  • ESPNU 150 Watch List: Quarterback Devin Gardner, wide receiver Jeremy Jackson, wide receiver Ricardo Miller, guard Christian Pace, safety Marvin Robinson
  • Quick take: The nucleus for Michigan's 2010 class is in place, and the team hasn't added a commit since Courtney Avery on June 20. There are a ton of great athletes in this group, and Michigan likely will turn its attention to line play to wrap up the class.

MICHIGAN STATE

  • 2010 verbal commits: 9
  • ESPNU 150 Watch List: Defensive end William Gholston, linebacker Max Bullough, quarterback Joe Boisture
  • Quick take: After landing its first seven commits from within state borders, Michigan State went into enemy territory -- or Mark Dantonio's home state, depending on how you look at it -- to pick up offensive linemen Travis Jackson and Michael Dennis. The two Ohio natives balance out a class that is shaping up well for the Spartans.

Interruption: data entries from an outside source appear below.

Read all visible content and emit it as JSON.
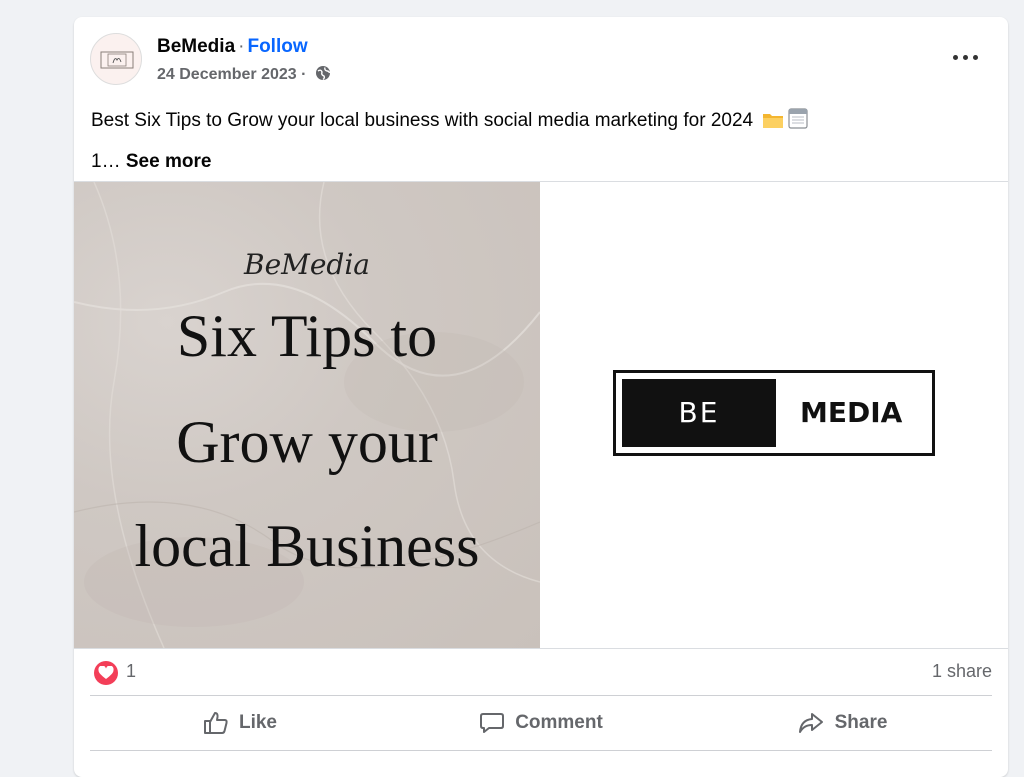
{
  "post": {
    "author": "BeMedia",
    "separator": "·",
    "follow_label": "Follow",
    "date": "24 December 2023",
    "date_separator": "·",
    "audience_icon": "globe-icon",
    "more_icon": "more-options-icon",
    "caption_line1": "Best Six Tips to Grow your local business with social media marketing for 2024",
    "caption_line2": "1…",
    "see_more_label": "See more",
    "caption_emojis": [
      "folder-emoji",
      "calendar-emoji"
    ]
  },
  "media": {
    "left": {
      "script_brand": "BeMedia",
      "line1": "Six Tips to",
      "line2": "Grow your",
      "line3": "local Business"
    },
    "right": {
      "logo_left": "BE",
      "logo_right": "MEDIA"
    }
  },
  "stats": {
    "reaction_icon": "love-reaction-icon",
    "reaction_count": "1",
    "shares": "1 share"
  },
  "actions": {
    "like_label": "Like",
    "comment_label": "Comment",
    "share_label": "Share"
  },
  "colors": {
    "accent": "#0866ff",
    "heart": "#f33e58",
    "muted_text": "#65676b",
    "background": "#f0f2f5"
  }
}
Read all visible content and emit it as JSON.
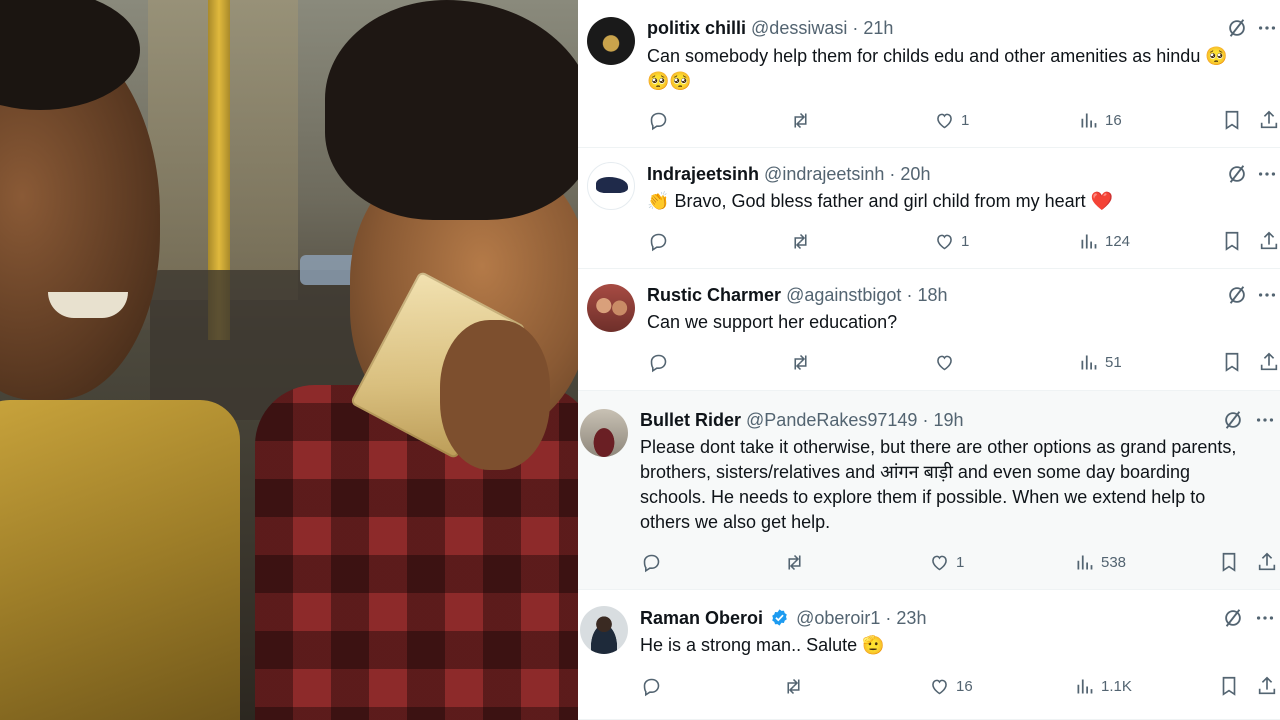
{
  "replies": [
    {
      "name": "politix chilli",
      "handle": "@dessiwasi",
      "sep": "·",
      "time": "21h",
      "text": "Can somebody help them for childs edu and other amenities as hindu 🥺",
      "text_2": "🥺🥺",
      "replies": "",
      "reposts": "",
      "likes": "1",
      "views": "16",
      "verified": false
    },
    {
      "name": "Indrajeetsinh",
      "handle": "@indrajeetsinh",
      "sep": "·",
      "time": "20h",
      "emoji_prefix": "👏",
      "text": "Bravo, God bless father and girl child from my heart",
      "emoji_suffix": "❤️",
      "replies": "",
      "reposts": "",
      "likes": "1",
      "views": "124",
      "verified": false
    },
    {
      "name": "Rustic Charmer",
      "handle": "@againstbigot",
      "sep": "·",
      "time": "18h",
      "text": "Can we support her education?",
      "replies": "",
      "reposts": "",
      "likes": "",
      "views": "51",
      "verified": false
    },
    {
      "name": "Bullet Rider",
      "handle": "@PandeRakes97149",
      "sep": "·",
      "time": "19h",
      "lines": [
        "Please dont take it otherwise,  but there are other options as grand parents,",
        "brothers, sisters/relatives and आंगन बाड़ी  and even  some day boarding",
        "schools. He needs to explore them if possible. When we extend help to",
        "others we also get help."
      ],
      "replies": "",
      "reposts": "",
      "likes": "1",
      "views": "538",
      "verified": false
    },
    {
      "name": "Raman Oberoi",
      "handle": "@oberoir1",
      "sep": "·",
      "time": "23h",
      "text": "He is a strong man.. Salute",
      "emoji_suffix": "🫡",
      "replies": "",
      "reposts": "",
      "likes": "16",
      "views": "1.1K",
      "verified": true
    }
  ],
  "colors": {
    "text": "#0f1419",
    "secondary": "#536471",
    "verified": "#1d9bf0",
    "divider": "#eff3f4",
    "highlight": "#f7f9f9"
  },
  "icons": {
    "reply": "speech-bubble-icon",
    "repost": "repost-arrows-icon",
    "like": "heart-icon",
    "views": "bar-chart-icon",
    "bookmark": "bookmark-icon",
    "share": "share-upload-icon",
    "grok": "grok-slash-icon",
    "more": "more-dots-icon"
  }
}
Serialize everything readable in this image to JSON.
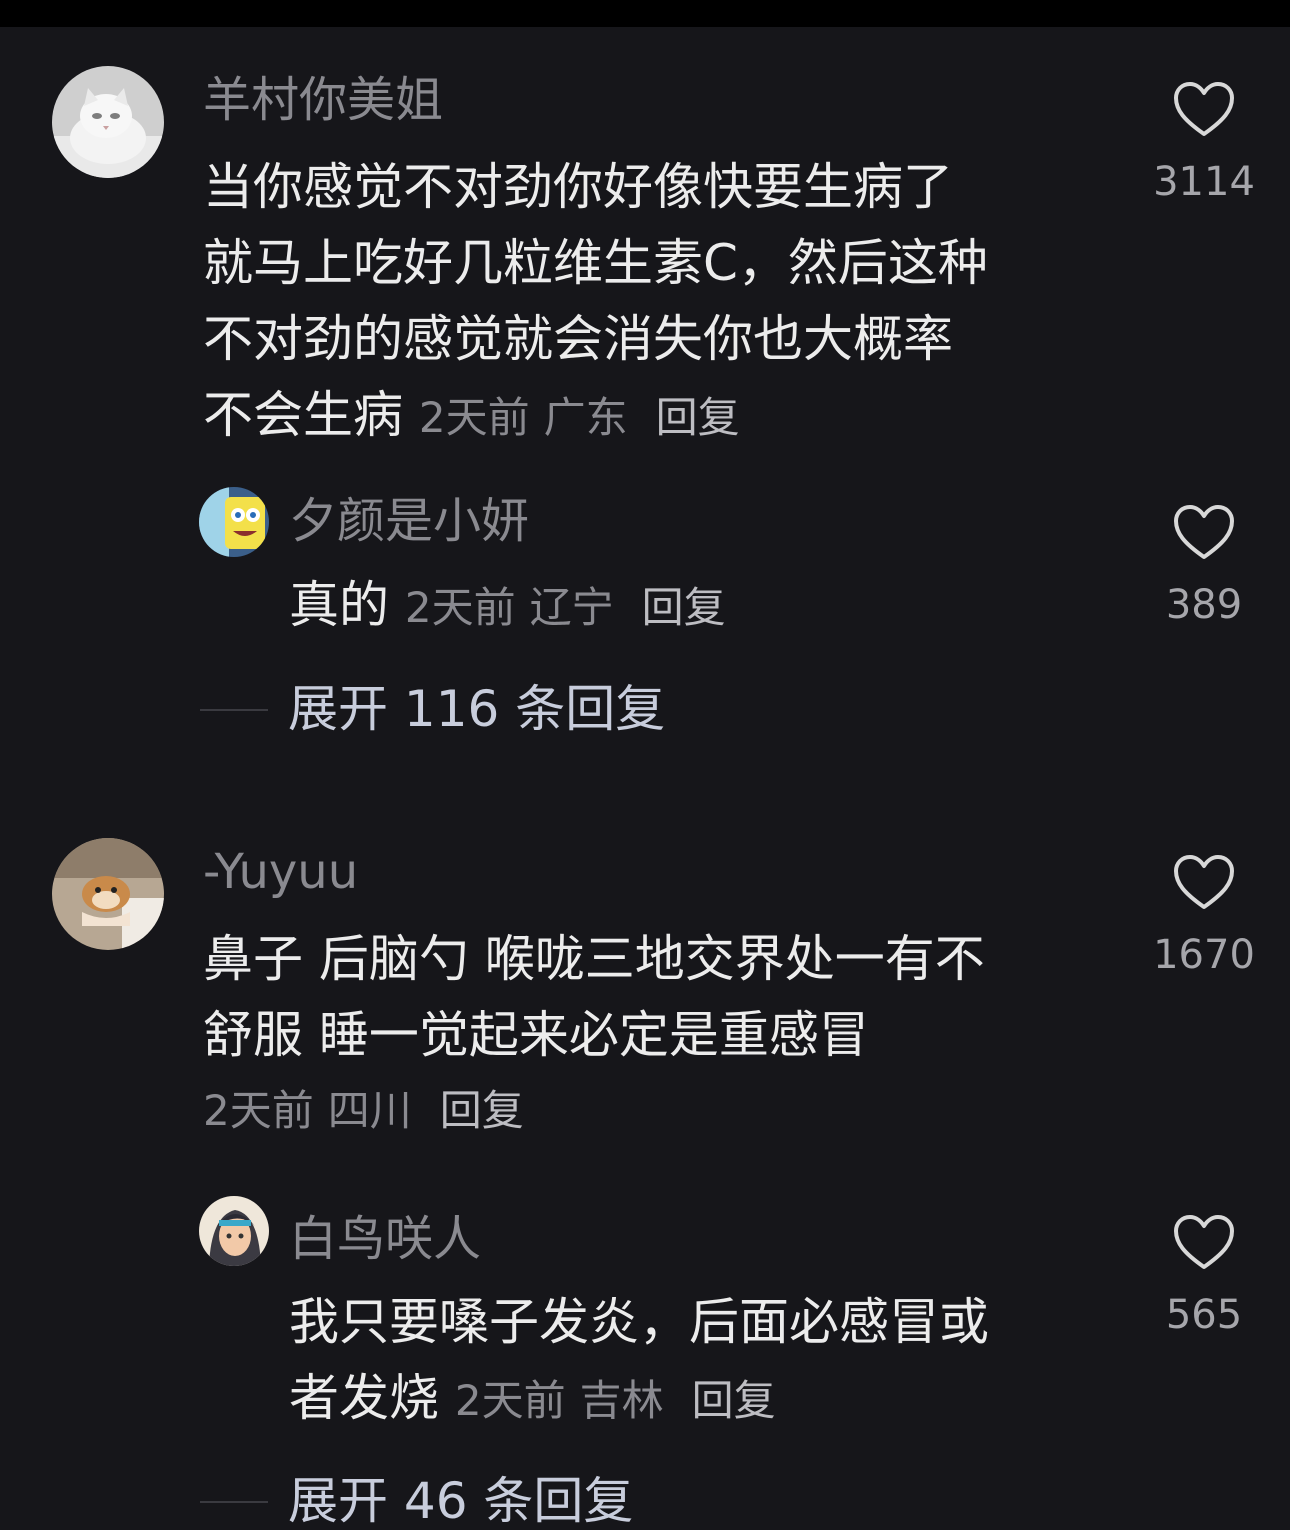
{
  "comments": [
    {
      "username": "羊村你美姐",
      "lines": [
        "当你感觉不对劲你好像快要生病了",
        "就马上吃好几粒维生素C，然后这种",
        "不对劲的感觉就会消失你也大概率",
        "不会生病"
      ],
      "time": "2天前",
      "location": "广东",
      "reply_label": "回复",
      "likes": "3114",
      "avatar_icon": "white-cat-avatar",
      "replies": [
        {
          "username": "夕颜是小妍",
          "lines": [
            "真的"
          ],
          "time": "2天前",
          "location": "辽宁",
          "reply_label": "回复",
          "likes": "389",
          "avatar_icon": "spongebob-avatar"
        }
      ],
      "expand_label": "展开 116 条回复"
    },
    {
      "username": "-Yuyuu",
      "lines": [
        "鼻子 后脑勺 喉咙三地交界处一有不",
        "舒服 睡一觉起来必定是重感冒"
      ],
      "time": "2天前",
      "location": "四川",
      "reply_label": "回复",
      "likes": "1670",
      "avatar_icon": "hamster-avatar",
      "replies": [
        {
          "username": "白鸟咲人",
          "lines": [
            "我只要嗓子发炎，后面必感冒或",
            "者发烧"
          ],
          "time": "2天前",
          "location": "吉林",
          "reply_label": "回复",
          "likes": "565",
          "avatar_icon": "anime-character-avatar"
        }
      ],
      "expand_label": "展开 46 条回复"
    }
  ],
  "colors": {
    "background": "#16161a",
    "text": "#ececec",
    "muted": "#8a8a90",
    "expand": "#c8cddc"
  }
}
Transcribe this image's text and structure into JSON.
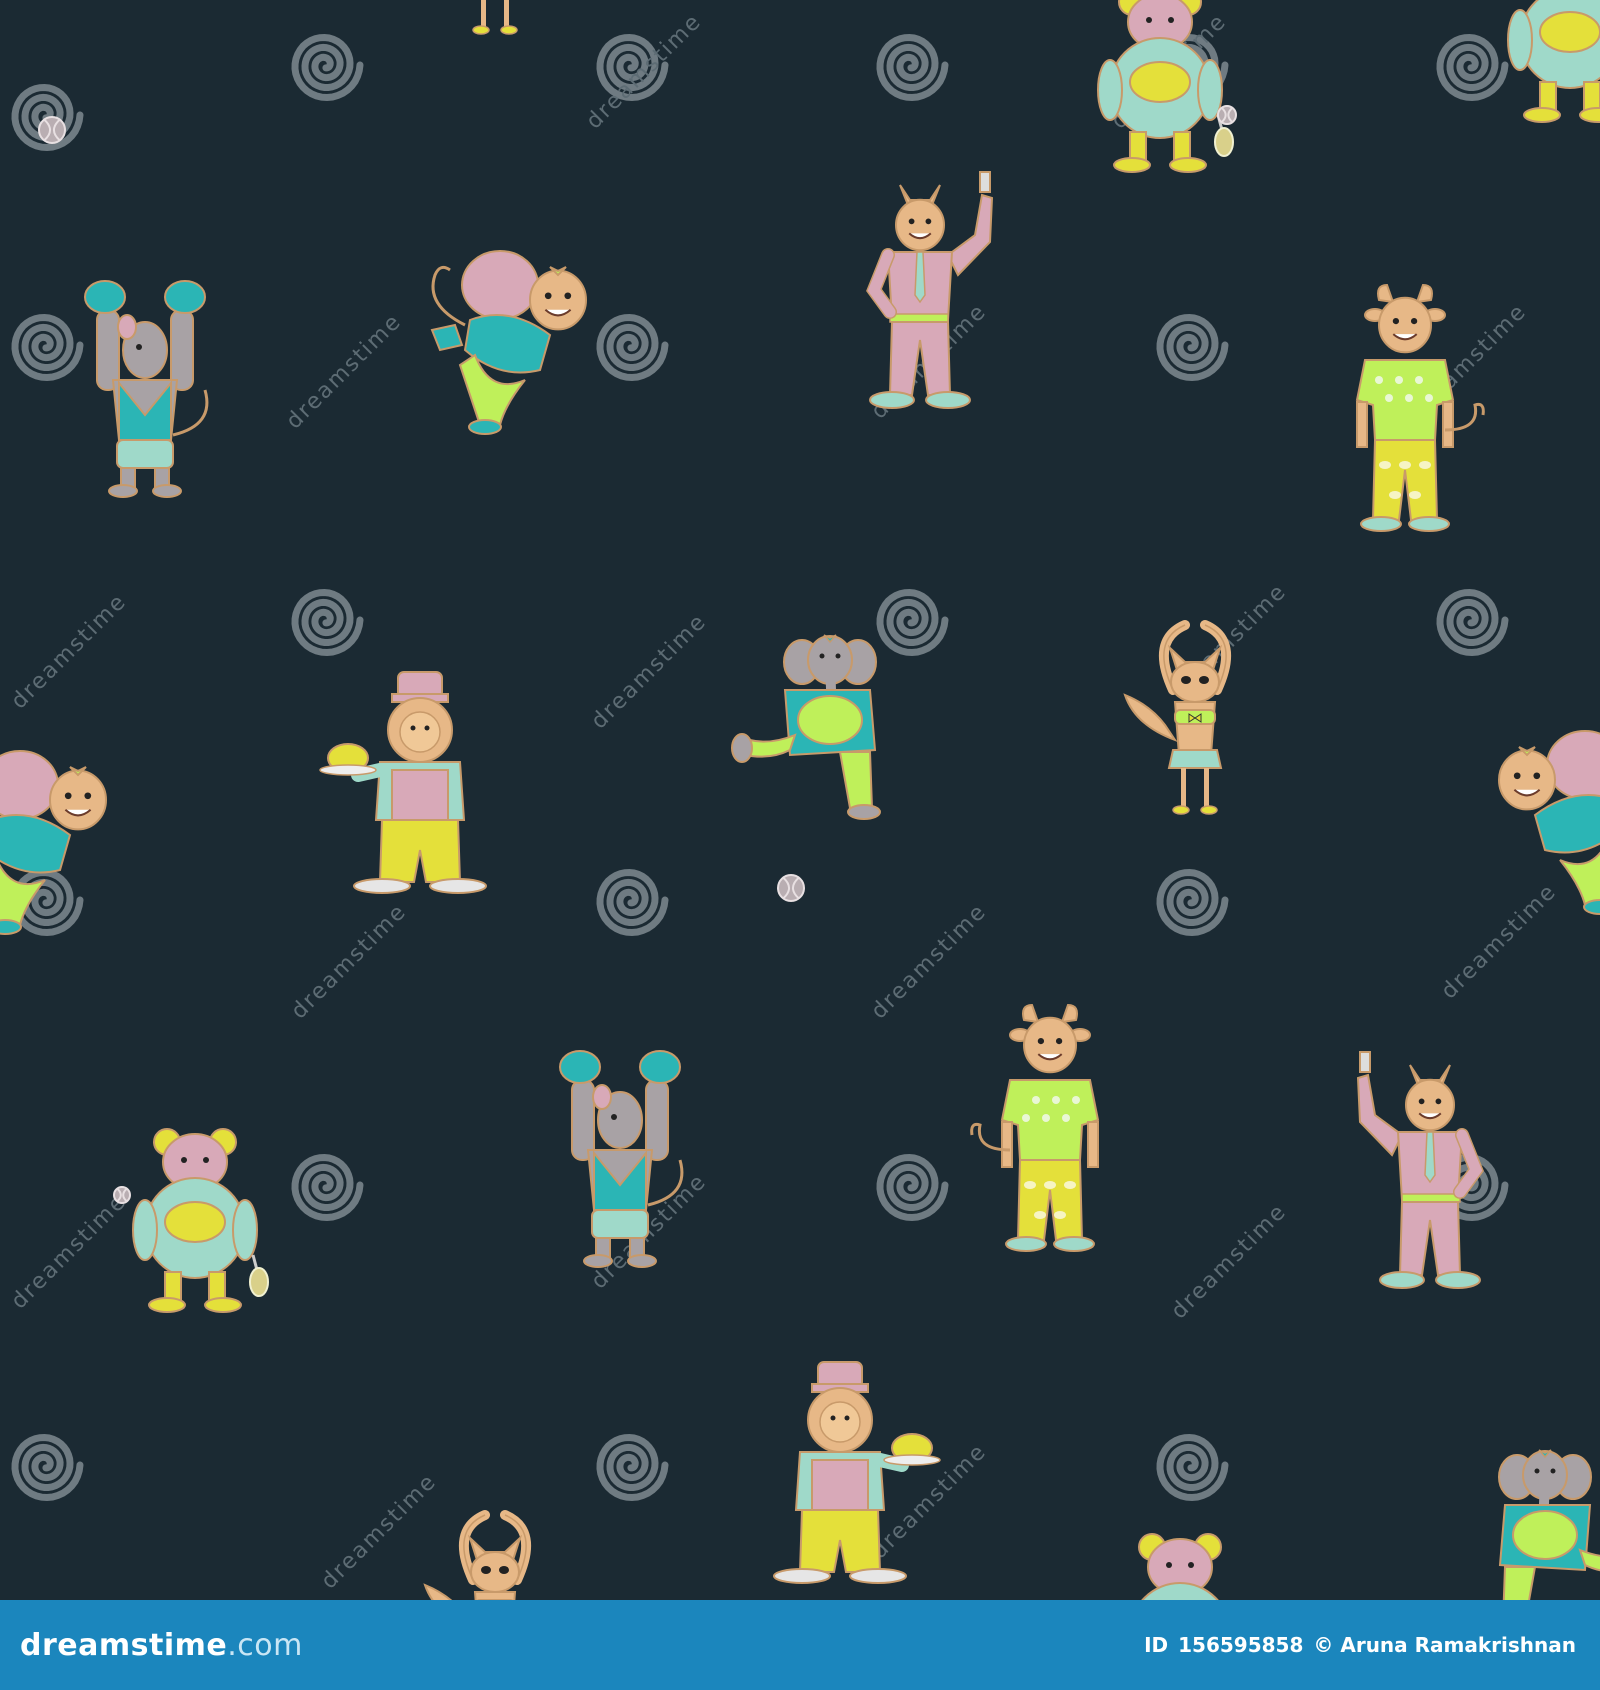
{
  "footer": {
    "brand_main": "dreamstime",
    "brand_suffix": ".com",
    "id_label": "ID",
    "id_value": "156595858",
    "copyright": "© Aruna Ramakrishnan"
  },
  "watermark": {
    "text": "dreamstime"
  },
  "colors": {
    "background": "#1b2a33",
    "footer_bar": "#1b86bd",
    "mint": "#9fd9c9",
    "teal": "#2bb5b5",
    "pink": "#d8a9b8",
    "yellow": "#e4e03a",
    "lime": "#bff05a",
    "tan": "#e7b887",
    "grey": "#a8a2a5"
  },
  "characters": [
    {
      "kind": "boxer-mouse",
      "label": "mouse-boxer"
    },
    {
      "kind": "monkey-sack",
      "label": "monkey-with-sack"
    },
    {
      "kind": "policeman-donkey",
      "label": "donkey-policeman"
    },
    {
      "kind": "cow-hawaiian",
      "label": "cow-in-hawaiian-shirt"
    },
    {
      "kind": "panda-tennis",
      "label": "panda-tennis-player"
    },
    {
      "kind": "chef-lion",
      "label": "lion-chef"
    },
    {
      "kind": "elephant-kick",
      "label": "elephant-footballer"
    },
    {
      "kind": "cat-dancer",
      "label": "cat-dancer"
    }
  ]
}
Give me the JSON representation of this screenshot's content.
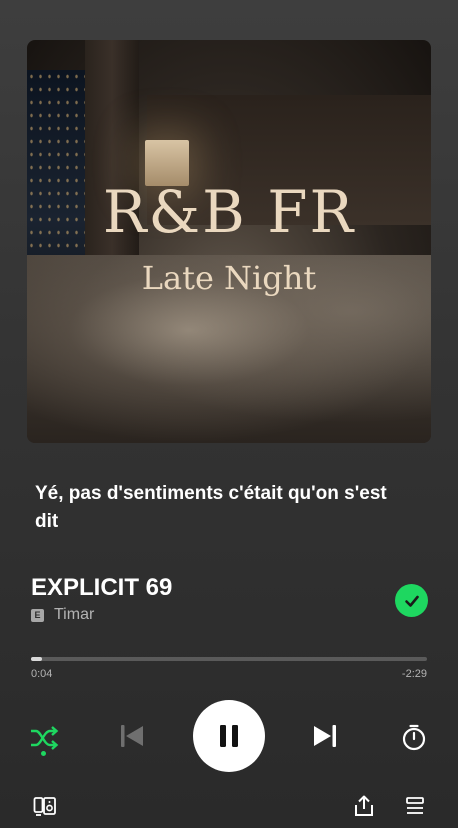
{
  "album_art": {
    "title_line1": "R&B FR",
    "title_line2": "Late Night"
  },
  "lyric": "Yé, pas d'sentiments c'était qu'on s'est dit",
  "track": {
    "title": "EXPLICIT 69",
    "explicit_badge": "E",
    "artist": "Timar",
    "liked": true
  },
  "playback": {
    "elapsed": "0:04",
    "remaining": "-2:29",
    "progress": 0.027,
    "state": "playing",
    "shuffle": true
  },
  "colors": {
    "accent": "#1ed760",
    "background": "#333333",
    "secondary_text": "#b3b3b3"
  },
  "icons": {
    "shuffle": "shuffle-icon",
    "previous": "skip-previous-icon",
    "pause": "pause-icon",
    "next": "skip-next-icon",
    "timer": "sleep-timer-icon",
    "devices": "connect-device-icon",
    "share": "share-icon",
    "queue": "queue-icon",
    "liked": "check-icon"
  }
}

MINNESOTA

  • 2010 verbal commits: 10
  • ESPNU 150 Watch List: None
  • Quick take: The Gophers already have a strong in-state recruiting haul, and they went to the southeast for running back Donnell Kirkwood, a workhorse-type back who generated a lot of interest. Minnesota also remains in the mix for arguably the nation's biggest prize, local product Seantrel Henderson.

NORTHWESTERN

  • 2010 verbal commits: 6
  • ESPNU 150 Watch List: None
  • Quick take: Pat Fitzgerald should never have a hard time recruiting linebackers, and Northwestern landed a good one -- with a good name -- in Chi Chi Ariguzo from Columbus, Ohio. Ariguzo can also play safety and should contribute on special teams early in his career. Northwestern has yet to land an in-state prospect.

OHIO STATE

  • 2010 verbal commits: 8
  • ESPNU 150 Watch List: Tackle Andrew Norwell, linebacker Jamel Turner, defensive end David Durham, running back Roderick Smith
  • Quick take: A quiet week for the Buckeyes after filling their backfield needs with Smith and quarterback Taylor Graham. Ohio State hopes to go back into Florida for star linebacker Jeff Luc and possibly linebacker Deon Rogers.

PENN STATE

  • 2010 verbal commits: 12
  • ESPNU 150 Watch List: Wide receiver Adrian Coxson, running back Silas Redd, center Miles Dieffenbach, defensive end Kyle Baublitz, defensive tackle Evan Hailes, quarterback Robert Bolden
  • Quick take: Does Penn State currently have the Big Ten's best recruiting class for 2010? It sure looks that way as Bolden gives the Nittany Lions six watch list commitments out of 12 overall. Both Bolden and Paul Jones should be able to operate effectively in the Spread HD offense.

PURDUE

  • 2010 verbal commits: 7
  • ESPNU 150 Watch List: Quarterback Robert Marve (2007 watch list)
  • Quick take: The quality of Purdue's commits seems to be getting better as quarterback Sean Robinson and defensive tackle Josh Davis came aboard. Robinson joins Marve and Caleb TerBush in the quarterback mix, while Davis boasts excellent size (6-foot-5, 250) for a young interior lineman.

WISCONSIN

  • 2010 verbal commits: 8
  • ESPNU 150 Watch List: Safety Frank Tamakloe
  • Quick take: The quarterback position might be a question mark this season, but it's shaping up well for the future as Joseph Brennan committed to the Badgers. Brennan has good mechanics and accuracy, and he should get better with increased strength. Cameron Ontko could be a contributor at fullback or H-back down the line.

SPONSORED HEADLINES